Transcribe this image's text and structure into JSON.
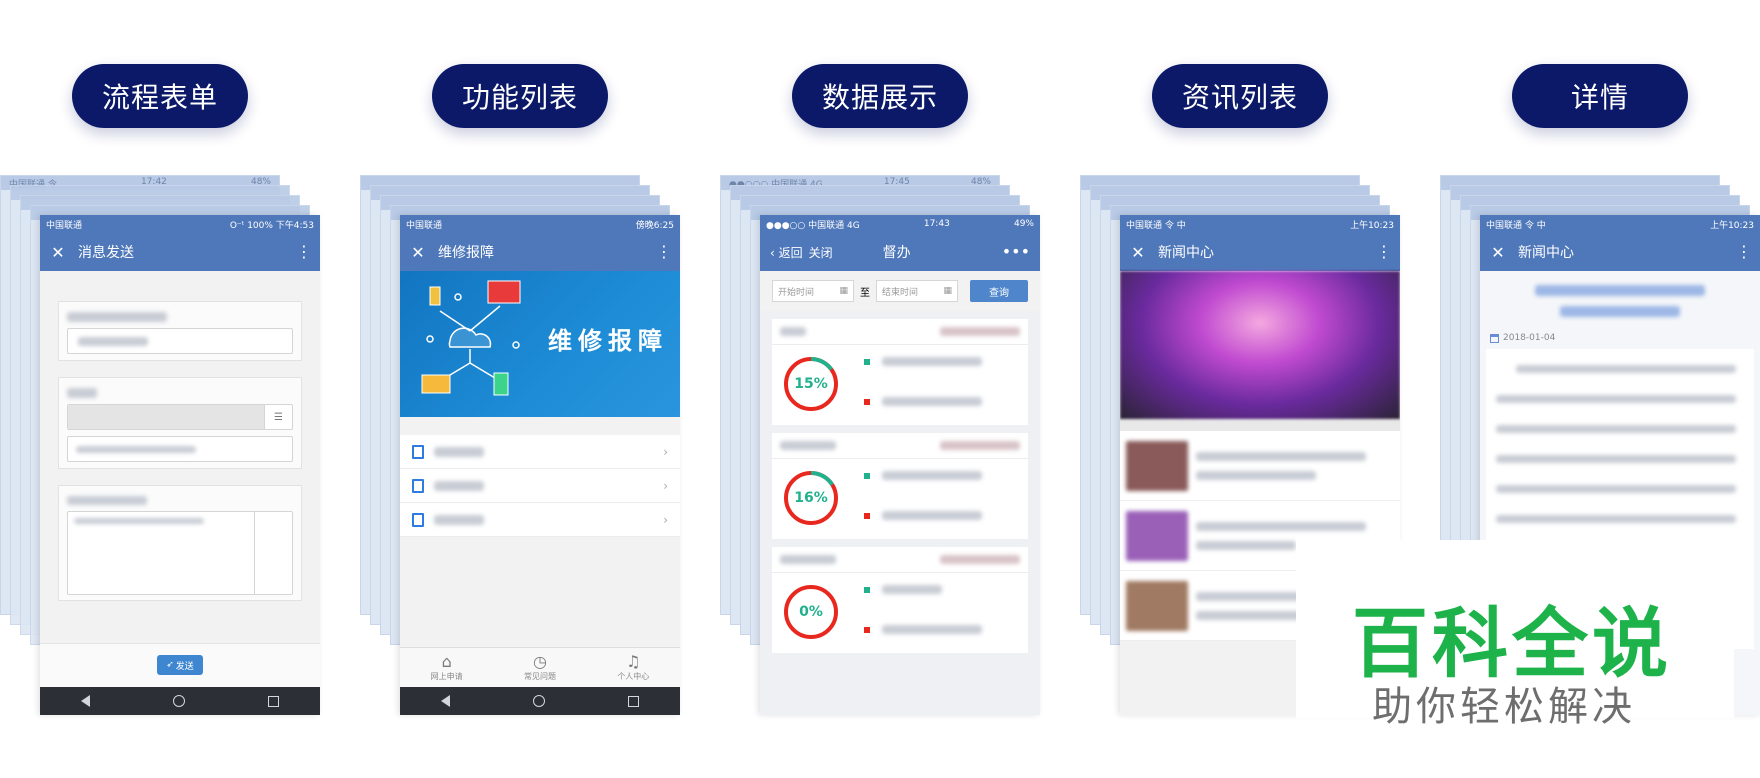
{
  "categories": [
    {
      "pill": "流程表单"
    },
    {
      "pill": "功能列表"
    },
    {
      "pill": "数据展示"
    },
    {
      "pill": "资讯列表"
    },
    {
      "pill": "详情"
    }
  ],
  "ghost_status": {
    "carrier": "●●○○○ 中国联通 4G",
    "time": "17:45",
    "battery": "48%"
  },
  "ghost_status_alt": {
    "carrier": "中国联通 令",
    "time": "17:42",
    "battery": "48%"
  },
  "form_screen": {
    "carrier": "中国联通",
    "status_right": "O⁻ᵗ 100% 下午4:53",
    "title": "消息发送",
    "send_label": "发送"
  },
  "list_screen": {
    "carrier": "中国联通",
    "status_right": "傍晚6:25",
    "title": "维修报障",
    "banner_text": "维修报障",
    "tabs": [
      {
        "label": "网上申请",
        "icon": "house-icon"
      },
      {
        "label": "常见问题",
        "icon": "clock-icon"
      },
      {
        "label": "个人中心",
        "icon": "bell-icon"
      }
    ]
  },
  "data_screen": {
    "carrier": "●●●○○ 中国联通 4G",
    "time": "17:43",
    "battery": "49%",
    "back": "返回",
    "close": "关闭",
    "title": "督办",
    "more": "•••",
    "start_ph": "开始时间",
    "to": "至",
    "end_ph": "结束时间",
    "query": "查询",
    "rings": [
      {
        "label": "15%",
        "value": 0.15
      },
      {
        "label": "16%",
        "value": 0.16
      },
      {
        "label": "0%",
        "value": 0
      }
    ],
    "colors": {
      "accent": "#21b28d",
      "danger": "#e8281e"
    }
  },
  "news_screen": {
    "carrier": "中国联通 令 中",
    "status_right": "上午10:23",
    "title": "新闻中心"
  },
  "detail_screen": {
    "carrier": "中国联通 令 中",
    "status_right": "上午10:23",
    "title": "新闻中心",
    "date": "2018-01-04"
  },
  "watermark": {
    "line1": "百科全说",
    "line2": "助你轻松解决"
  }
}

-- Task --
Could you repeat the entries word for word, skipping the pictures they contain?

-- Exercise output --
Transcribe this image's text and structure into JSON.
{
  "categories": [
    {
      "pill": "流程表单"
    },
    {
      "pill": "功能列表"
    },
    {
      "pill": "数据展示"
    },
    {
      "pill": "资讯列表"
    },
    {
      "pill": "详情"
    }
  ],
  "ghost_status": {
    "carrier": "●●○○○ 中国联通 4G",
    "time": "17:45",
    "battery": "48%"
  },
  "ghost_status_alt": {
    "carrier": "中国联通 令",
    "time": "17:42",
    "battery": "48%"
  },
  "form_screen": {
    "carrier": "中国联通",
    "status_right": "O⁻ᵗ 100% 下午4:53",
    "title": "消息发送",
    "send_label": "发送"
  },
  "list_screen": {
    "carrier": "中国联通",
    "status_right": "傍晚6:25",
    "title": "维修报障",
    "banner_text": "维修报障",
    "tabs": [
      {
        "label": "网上申请",
        "icon": "house-icon"
      },
      {
        "label": "常见问题",
        "icon": "clock-icon"
      },
      {
        "label": "个人中心",
        "icon": "bell-icon"
      }
    ]
  },
  "data_screen": {
    "carrier": "●●●○○ 中国联通 4G",
    "time": "17:43",
    "battery": "49%",
    "back": "返回",
    "close": "关闭",
    "title": "督办",
    "more": "•••",
    "start_ph": "开始时间",
    "to": "至",
    "end_ph": "结束时间",
    "query": "查询",
    "rings": [
      {
        "label": "15%",
        "value": 0.15
      },
      {
        "label": "16%",
        "value": 0.16
      },
      {
        "label": "0%",
        "value": 0
      }
    ],
    "colors": {
      "accent": "#21b28d",
      "danger": "#e8281e"
    }
  },
  "news_screen": {
    "carrier": "中国联通 令 中",
    "status_right": "上午10:23",
    "title": "新闻中心"
  },
  "detail_screen": {
    "carrier": "中国联通 令 中",
    "status_right": "上午10:23",
    "title": "新闻中心",
    "date": "2018-01-04"
  },
  "watermark": {
    "line1": "百科全说",
    "line2": "助你轻松解决"
  }
}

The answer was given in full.